Klaus Kinski, his gaunt head shaved for the role of the vampire, agrees.  “We both see Dracula a little differently from Murnau’s film.  We see him more sympathetically.  He is a man without free will.  He cannot cease to be.  He is a kind of incarnation of evil, but he is also a man who is suffering, suffering for love.  This makes it so much more dramatic, more double-edged.”

Although Mr. Herzog professes “I feel very close to the spirit of medieval times – I feel I am more a craftsman than an artist,” he is working to evoke a sense of spiritual malaise through sophisticated imagery.  One morning, early risers in Delft watched a vampire with billowing cloak carrying a coffin on his shoulder through the town’s imposing main square.  What they saw, however, was not what the film’s audiences will see, for Mr. Herzog was shooting through a soft violet filter to imbue the scene with an elegiac glow recalling the Gothic- Romantic paintings of Caspar David Friedrich.

That evening, strollers saw Isabelle Adjani, the French actress who created Francois Truffaut’s “Adele H.,” sleepwalking along the edge of the old canal toward Nosferatu’s house.  With her china doll complexion and haunted eyes, she seems just right for Lucy, the beautiful innocent heroine of Stoker’s tale.

But the filmmaker is revising Lucy, just as he is revising the Count.  Says Miss Adjani’s co-star, Mr. Kinski, “Lucy is a complete departure from previous heroines in vampire films.  There’s a sexual element.  She is gradually attracted towards Nosferatu.  She feels a fascination – as we all would, I think.  First, she hopes to save the people of the town by sacrificing herself.  But then, there is a moment of transition.  There is a scene when he is sucking her blood – sucking and sucking like an animal – and suddenly her face takes on a new expression, a sexual one, and she will not let him go away any more.  There is a desire that has been born.  A moment like this has never been seen in a vampire picture before.”

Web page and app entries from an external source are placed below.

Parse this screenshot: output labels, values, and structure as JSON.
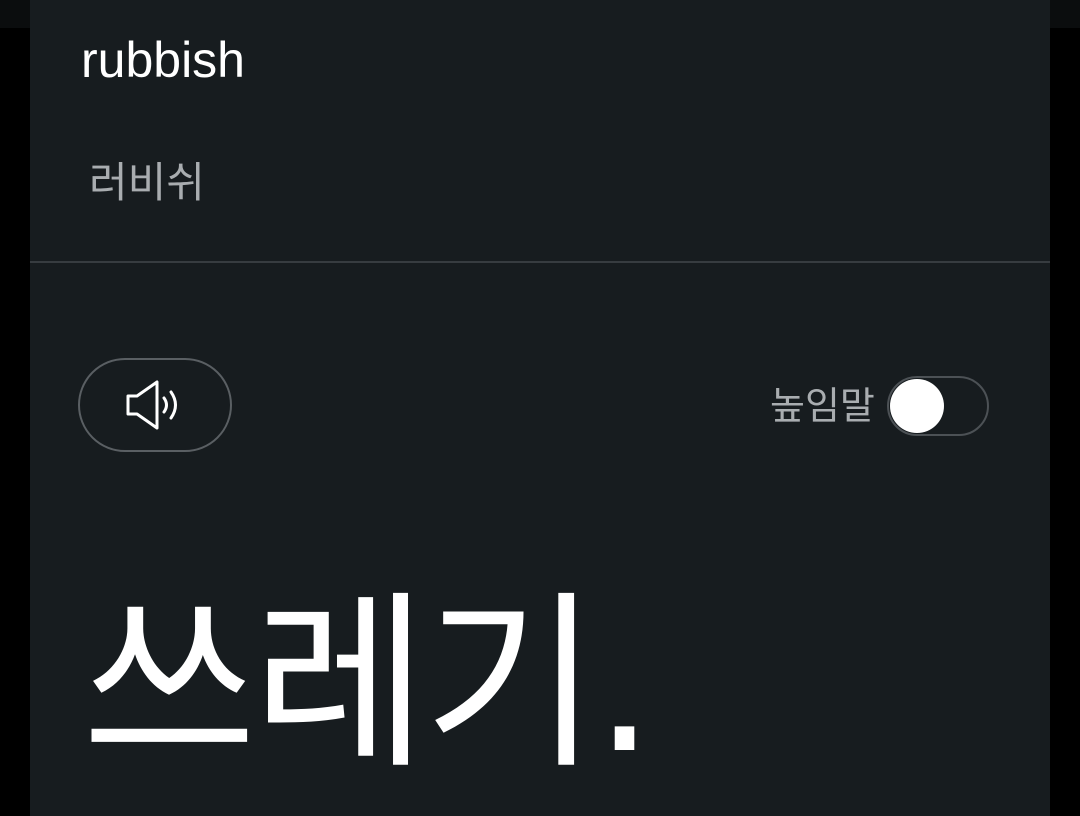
{
  "entry": {
    "source_word": "rubbish",
    "pronunciation": "러비쉬",
    "translation": "쓰레기."
  },
  "controls": {
    "speak_icon": "speaker-sound-icon",
    "honorific_label": "높임말",
    "honorific_enabled": false
  },
  "colors": {
    "background": "#000000",
    "card": "#171c1f",
    "primary_text": "#ffffff",
    "secondary_text": "#a9adb0",
    "divider": "#373c40"
  }
}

The sense of shared enthusiasm evident when Mr. Kinski speaks is one that is carefully nurtured by Mr. Herzog – off the set as well as on.  The trappings of a major international production have done nothing to change his unorthodoxies.

For the stay in Delft, Mr. Herzog rented a huge house on the Oude Delft Canal and divided the rooms – and domestic duties – equally among the crew.  In the “Nosferatu” commune, chores like cooking and washing are as much part of the daily routine as sewing the costumes and making the props.  Indeed, a dozen of these props – coffins – are piled ominously by the front door.

On the set, Mr. Herzog’s share-and-share-alike theories are exemplified by an anecdote related by Lotte Eisner, the distinguished German film critic and historian.  On returning from a day’s shooting on the Dutch coast, buoyant with excitement, she talked about a scene in which the ship bearing Nosferatu and his deadly rats approaches a Delft whose shores Mr. Herzog had covered with an eerie, wintry mantle of white plastic foam.  One key shot required a shivering actor to leap into the sea.  He demurred.  If 10,000 rats couldn’t deter Mr. Herzog, a balky actor wasn’t about to; the director showed the way by jumping into the icy water himself.




This article appeared in the New York Times on Sunday, July 30 1978, Section D, pages l and 13.

©HARLAN KENNEDY. All rights reserved.